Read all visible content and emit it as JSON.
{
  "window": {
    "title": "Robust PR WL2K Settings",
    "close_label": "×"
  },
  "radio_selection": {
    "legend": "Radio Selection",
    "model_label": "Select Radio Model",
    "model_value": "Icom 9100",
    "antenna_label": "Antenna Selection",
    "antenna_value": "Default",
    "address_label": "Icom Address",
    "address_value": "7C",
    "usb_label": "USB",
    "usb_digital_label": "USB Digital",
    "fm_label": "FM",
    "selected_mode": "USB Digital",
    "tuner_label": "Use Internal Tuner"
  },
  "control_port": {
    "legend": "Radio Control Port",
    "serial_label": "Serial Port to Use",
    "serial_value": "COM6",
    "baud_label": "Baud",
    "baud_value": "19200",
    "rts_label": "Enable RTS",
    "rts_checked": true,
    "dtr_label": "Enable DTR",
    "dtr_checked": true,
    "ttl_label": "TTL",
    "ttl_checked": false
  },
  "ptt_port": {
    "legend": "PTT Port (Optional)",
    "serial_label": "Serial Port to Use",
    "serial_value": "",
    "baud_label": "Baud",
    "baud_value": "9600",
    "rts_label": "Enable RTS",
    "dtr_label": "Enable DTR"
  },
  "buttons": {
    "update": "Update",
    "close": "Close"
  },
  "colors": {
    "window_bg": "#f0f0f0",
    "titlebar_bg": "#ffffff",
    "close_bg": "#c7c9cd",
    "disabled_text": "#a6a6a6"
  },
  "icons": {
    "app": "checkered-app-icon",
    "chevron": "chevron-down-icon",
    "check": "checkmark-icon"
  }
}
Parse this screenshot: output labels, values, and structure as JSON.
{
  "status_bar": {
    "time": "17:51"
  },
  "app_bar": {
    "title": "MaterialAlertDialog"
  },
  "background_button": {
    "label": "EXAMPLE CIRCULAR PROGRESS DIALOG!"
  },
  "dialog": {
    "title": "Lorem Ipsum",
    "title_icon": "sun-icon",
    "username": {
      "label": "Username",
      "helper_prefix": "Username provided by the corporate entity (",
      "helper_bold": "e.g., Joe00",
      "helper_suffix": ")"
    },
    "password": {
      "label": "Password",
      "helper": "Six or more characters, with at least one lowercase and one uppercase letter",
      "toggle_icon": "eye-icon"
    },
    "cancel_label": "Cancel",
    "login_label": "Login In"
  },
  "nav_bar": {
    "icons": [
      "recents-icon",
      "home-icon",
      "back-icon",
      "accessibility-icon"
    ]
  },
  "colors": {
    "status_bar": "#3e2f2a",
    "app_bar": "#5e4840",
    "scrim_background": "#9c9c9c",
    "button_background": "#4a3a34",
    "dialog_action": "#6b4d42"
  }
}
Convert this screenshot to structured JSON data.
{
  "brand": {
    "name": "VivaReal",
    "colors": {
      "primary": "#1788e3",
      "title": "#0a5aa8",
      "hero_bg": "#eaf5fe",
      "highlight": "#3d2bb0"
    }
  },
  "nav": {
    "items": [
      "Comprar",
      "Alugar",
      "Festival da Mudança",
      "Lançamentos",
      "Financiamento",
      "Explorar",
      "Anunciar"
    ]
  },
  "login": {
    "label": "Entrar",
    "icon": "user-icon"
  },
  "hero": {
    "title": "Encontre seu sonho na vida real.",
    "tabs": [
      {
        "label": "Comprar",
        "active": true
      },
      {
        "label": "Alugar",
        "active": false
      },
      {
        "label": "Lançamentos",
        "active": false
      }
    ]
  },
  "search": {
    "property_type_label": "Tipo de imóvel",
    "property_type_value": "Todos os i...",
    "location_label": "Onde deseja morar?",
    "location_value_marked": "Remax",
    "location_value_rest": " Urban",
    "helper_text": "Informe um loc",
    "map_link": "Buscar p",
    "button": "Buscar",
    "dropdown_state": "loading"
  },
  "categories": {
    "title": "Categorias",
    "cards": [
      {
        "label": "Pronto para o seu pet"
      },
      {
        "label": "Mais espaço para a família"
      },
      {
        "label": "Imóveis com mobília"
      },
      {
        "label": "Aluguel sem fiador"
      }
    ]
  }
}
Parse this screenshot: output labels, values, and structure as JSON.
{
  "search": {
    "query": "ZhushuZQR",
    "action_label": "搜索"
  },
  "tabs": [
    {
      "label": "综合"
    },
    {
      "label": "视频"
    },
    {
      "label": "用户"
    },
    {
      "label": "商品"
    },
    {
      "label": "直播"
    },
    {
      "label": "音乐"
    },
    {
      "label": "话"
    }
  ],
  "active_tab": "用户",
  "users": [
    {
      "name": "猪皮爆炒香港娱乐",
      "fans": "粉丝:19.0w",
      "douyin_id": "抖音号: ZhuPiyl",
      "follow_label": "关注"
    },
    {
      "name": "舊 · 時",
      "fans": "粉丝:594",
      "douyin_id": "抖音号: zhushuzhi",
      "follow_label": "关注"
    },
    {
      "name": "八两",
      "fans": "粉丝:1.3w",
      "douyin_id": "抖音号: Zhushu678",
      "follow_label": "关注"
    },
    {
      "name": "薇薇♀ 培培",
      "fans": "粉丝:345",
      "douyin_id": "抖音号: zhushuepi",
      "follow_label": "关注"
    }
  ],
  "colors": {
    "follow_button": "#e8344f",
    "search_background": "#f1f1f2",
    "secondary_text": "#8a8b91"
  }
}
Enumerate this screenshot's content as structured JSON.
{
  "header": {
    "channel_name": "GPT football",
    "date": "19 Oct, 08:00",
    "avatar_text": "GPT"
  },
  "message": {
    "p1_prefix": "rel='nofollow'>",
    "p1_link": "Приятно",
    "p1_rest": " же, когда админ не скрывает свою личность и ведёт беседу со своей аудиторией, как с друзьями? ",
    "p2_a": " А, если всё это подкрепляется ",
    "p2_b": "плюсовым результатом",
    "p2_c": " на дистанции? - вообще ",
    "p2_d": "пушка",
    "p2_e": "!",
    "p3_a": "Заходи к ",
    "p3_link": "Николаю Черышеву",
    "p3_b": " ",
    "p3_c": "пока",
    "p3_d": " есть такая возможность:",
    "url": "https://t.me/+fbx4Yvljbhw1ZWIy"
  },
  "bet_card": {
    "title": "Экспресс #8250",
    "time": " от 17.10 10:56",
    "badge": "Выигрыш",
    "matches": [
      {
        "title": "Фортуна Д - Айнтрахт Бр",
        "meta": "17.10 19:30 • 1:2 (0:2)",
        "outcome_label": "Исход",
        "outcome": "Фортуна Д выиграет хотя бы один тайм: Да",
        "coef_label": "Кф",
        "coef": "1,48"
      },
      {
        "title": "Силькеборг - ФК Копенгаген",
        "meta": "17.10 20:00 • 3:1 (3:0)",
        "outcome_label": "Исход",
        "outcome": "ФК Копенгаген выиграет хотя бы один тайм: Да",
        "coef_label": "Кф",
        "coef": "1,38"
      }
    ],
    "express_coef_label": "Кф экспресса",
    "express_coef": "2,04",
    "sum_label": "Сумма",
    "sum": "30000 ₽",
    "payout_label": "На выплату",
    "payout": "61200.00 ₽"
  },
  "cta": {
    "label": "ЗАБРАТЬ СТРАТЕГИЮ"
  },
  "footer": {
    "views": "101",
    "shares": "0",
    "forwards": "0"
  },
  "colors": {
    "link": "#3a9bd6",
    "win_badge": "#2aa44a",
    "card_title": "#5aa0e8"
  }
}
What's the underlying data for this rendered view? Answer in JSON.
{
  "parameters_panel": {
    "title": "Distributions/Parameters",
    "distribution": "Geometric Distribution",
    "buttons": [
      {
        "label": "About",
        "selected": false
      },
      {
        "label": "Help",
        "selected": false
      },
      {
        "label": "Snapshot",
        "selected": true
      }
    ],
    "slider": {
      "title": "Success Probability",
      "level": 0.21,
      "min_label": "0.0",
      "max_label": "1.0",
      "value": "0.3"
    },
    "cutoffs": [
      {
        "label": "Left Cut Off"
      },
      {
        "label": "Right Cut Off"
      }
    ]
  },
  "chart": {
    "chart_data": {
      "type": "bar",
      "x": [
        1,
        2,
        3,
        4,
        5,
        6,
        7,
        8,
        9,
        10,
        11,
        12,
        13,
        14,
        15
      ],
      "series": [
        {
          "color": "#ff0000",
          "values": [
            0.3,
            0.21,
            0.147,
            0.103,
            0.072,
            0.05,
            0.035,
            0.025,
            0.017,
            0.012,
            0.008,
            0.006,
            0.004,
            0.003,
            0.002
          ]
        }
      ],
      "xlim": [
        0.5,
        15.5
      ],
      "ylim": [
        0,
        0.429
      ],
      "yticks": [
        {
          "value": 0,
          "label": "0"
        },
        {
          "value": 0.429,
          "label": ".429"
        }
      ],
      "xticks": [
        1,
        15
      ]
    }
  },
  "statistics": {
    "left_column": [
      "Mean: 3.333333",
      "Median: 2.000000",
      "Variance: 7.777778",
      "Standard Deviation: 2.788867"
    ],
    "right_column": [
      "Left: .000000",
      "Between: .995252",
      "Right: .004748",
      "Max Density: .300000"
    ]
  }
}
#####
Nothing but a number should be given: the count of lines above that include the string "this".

▶ _Answer space_
5